An asteroid on NASA's list of potential impact threats to the Earth is actually a pile of loosely connected rubble held together by forces weaker than the weight of a penny, scientists say.

The discovery could be vital if humanity ever has to destroy a space rock before it hits Earth.

Astronomers investigated near-Earth asteroid 1950 DA, which is about four-fifths of a mile wide (1.3 kilometers). This asteroid is currently given a 1-in-4,000 chance of impacting the Earth in 2880. [Potentially Dangerous Asteroids Near Earth (Photos)]

A study in 2003 suggested that if asteroid 1950 DA smashed into the Atlantic Ocean, the resulting blast could pack as much energy as a 60,000-megaton explosion, causing tsunami waves at least 200 feet high (60 meters high) to crash against the East Coast.

Unexpectedly, the scientists found 1950 DA is a porous rubble pile, about half of which is empty space.
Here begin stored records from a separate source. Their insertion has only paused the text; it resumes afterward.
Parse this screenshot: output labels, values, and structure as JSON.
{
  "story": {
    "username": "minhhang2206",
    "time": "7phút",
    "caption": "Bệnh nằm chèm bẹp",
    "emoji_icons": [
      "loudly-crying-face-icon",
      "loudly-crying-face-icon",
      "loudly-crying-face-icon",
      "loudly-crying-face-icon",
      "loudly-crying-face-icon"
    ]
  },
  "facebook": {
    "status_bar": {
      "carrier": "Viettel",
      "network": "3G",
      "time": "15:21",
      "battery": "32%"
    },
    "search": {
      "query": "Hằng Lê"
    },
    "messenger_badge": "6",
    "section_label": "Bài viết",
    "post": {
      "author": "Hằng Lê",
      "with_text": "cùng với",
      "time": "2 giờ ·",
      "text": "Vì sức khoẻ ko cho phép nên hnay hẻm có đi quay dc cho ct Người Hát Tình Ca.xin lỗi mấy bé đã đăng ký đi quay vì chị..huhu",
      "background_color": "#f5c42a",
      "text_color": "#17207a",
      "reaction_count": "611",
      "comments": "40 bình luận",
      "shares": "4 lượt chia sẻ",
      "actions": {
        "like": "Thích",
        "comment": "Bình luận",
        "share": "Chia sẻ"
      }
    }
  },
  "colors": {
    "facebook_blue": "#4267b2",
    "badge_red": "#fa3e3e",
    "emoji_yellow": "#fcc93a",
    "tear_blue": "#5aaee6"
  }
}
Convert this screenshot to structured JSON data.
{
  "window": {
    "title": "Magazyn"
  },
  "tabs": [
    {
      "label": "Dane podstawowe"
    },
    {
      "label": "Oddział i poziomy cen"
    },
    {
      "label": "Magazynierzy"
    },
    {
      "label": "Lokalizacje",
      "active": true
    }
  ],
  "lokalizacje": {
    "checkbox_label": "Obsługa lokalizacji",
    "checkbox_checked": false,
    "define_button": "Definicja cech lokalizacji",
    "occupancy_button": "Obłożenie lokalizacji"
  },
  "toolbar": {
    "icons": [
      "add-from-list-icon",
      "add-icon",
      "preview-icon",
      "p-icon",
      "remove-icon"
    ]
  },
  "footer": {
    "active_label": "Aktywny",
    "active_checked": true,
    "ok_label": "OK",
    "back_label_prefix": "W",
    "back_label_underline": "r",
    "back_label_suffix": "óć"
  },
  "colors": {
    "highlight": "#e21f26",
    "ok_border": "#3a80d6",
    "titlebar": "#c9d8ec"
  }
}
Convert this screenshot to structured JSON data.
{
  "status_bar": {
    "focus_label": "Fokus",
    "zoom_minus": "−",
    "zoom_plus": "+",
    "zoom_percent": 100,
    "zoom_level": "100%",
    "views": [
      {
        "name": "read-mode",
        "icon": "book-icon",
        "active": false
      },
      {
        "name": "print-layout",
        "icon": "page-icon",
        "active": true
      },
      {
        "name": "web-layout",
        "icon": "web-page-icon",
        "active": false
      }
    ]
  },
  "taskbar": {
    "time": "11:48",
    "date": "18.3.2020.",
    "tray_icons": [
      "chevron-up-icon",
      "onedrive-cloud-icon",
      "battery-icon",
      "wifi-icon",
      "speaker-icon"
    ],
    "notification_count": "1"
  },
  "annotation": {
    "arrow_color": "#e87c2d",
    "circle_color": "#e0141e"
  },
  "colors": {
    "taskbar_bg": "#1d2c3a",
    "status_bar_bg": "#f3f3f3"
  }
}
They also discovered that the asteroid is spinning faster than the forces of gravity or friction would allow it to remain in one piece.

Scientists have previously suggested that cohesive forces help keep such rubble-pile asteroids from spinning apart. One possibility is van der Waals forces — weak, short-range electric forces that can attract particles together.

This work could inform future strategies to prevent asteroids from impacting Earth.

"With such an asteroid, you want to avoid interacting with it directly to prevent it breaking up," Ben Rozitis, an astronomer at the University of Tennessee at Knoxville, told Space.com. "An alternative is to use a 'gravity tractor,' or a heavy spacecraft placed near the asteroid, which uses the force of gravity to pull the asteroid off course."

Rozitis and his colleagues Eric MacLennan and Joshua Emery describe their research in Thursday's issue of the journal Nature.

— Charles Q. Choi, Space.com

This is a condensed version of a report from Space.com. Read the full report. Follow Space.com on Twitter, Facebook and Google+.